The Profumo Affair 1963
The minister of defense, John Profumo, was caught having an affair with a young girl Christine Keeler.
Christine Keeler had been caught also having an affair with an alledged Russian spy.
This led to the country and the government fearing that national defense was at risk, the media played on this hugely.
In march, Profumo declared in parliament that the rumours were untrue, however 3 months later soon decalred they were true.
It was found out that Profumo had first met Keeler at a brothel, run by Ward, it was soon found that many of the Conservative MP's were found on his books, and this led to the government looking scandolous.
Impact of Profumo affair
Macmillan had orignially believed Profumo and this showed that he was losing his political grip.
THe times had said that it made Britain look bad and reflected personalities of Britain.
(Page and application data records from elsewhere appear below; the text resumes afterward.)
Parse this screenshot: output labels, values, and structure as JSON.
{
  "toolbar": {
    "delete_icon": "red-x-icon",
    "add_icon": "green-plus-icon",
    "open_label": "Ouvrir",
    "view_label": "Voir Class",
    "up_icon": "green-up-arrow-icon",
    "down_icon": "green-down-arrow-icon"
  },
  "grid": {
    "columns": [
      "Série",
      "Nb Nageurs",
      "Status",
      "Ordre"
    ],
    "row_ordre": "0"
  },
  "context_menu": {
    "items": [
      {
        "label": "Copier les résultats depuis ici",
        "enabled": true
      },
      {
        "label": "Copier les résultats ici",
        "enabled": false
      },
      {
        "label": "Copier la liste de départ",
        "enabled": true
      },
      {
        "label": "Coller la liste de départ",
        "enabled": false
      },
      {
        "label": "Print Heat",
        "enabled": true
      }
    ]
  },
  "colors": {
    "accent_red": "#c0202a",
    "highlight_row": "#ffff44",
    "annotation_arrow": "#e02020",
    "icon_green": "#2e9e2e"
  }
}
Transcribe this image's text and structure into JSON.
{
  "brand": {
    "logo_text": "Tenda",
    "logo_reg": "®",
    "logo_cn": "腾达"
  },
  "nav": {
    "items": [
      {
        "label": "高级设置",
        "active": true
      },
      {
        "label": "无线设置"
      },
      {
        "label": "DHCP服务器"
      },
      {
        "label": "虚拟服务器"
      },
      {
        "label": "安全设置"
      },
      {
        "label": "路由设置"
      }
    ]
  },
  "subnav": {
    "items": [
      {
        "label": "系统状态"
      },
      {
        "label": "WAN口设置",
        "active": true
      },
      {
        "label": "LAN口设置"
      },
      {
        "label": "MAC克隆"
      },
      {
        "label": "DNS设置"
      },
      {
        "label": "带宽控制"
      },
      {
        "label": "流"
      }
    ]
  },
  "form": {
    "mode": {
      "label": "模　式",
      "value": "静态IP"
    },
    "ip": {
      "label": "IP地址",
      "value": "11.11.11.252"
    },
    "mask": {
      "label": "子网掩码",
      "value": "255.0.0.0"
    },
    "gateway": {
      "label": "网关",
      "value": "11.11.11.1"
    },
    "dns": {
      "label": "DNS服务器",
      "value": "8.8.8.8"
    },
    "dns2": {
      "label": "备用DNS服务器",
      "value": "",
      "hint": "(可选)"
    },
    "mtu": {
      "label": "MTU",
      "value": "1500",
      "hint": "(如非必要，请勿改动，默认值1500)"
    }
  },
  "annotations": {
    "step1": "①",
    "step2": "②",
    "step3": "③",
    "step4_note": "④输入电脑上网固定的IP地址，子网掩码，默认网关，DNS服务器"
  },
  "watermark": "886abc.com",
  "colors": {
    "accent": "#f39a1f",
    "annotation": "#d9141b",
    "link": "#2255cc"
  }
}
It had showed the government as a joke and made them look foolish and out of touch within Britain.
Vassel affair 1963
John Vassal (civil servant) had been caught spying for the USSR.
An offical investigation had been launched.
It was believed that some people within the government had tried to cover it up and help Vassal.
The talk of cover up's made the government look weak and not in control.
In January 1963, it had been found that Kim Philby who worked in the foreign office had been passing on information to the USSR for years.
He had also been running a spy network.
Philby had fled to Moscow to avoid arrest.
Macmillan's government took the brunt of this, as it showed that security was not that good, as a traitor had been working for them for years.
This damaged the 'special relationship' with USA as it some information involving the cold war had been leaked.
The Argyll Divorce case
The Duke of Argyll was sueing his wife on the grounds of adultery.
He had given the public a list of 88 men who the dutchess had at some time had an affair with.
2 of these men were unnamed government ministers.
The case was joked about on the radio, yet again showing the government as a joke and making Britain look bad.
Macmillan admired Butler's abilities, however did not like him as a person and did not want him to become prime minister.
The Peerage Act 1963, meant that Lord Home, could now become Sir Douglas-Home and could now sit in House of Commons instead of House of Lords. This meant the could now run for prime minister.
Douglas-Home was Macmillan's foreign secetary.
Macmillan had recommened to the queen that Douglas-Home become prime minister.
There was some resentment from the party that Butler had been ignored for the third time.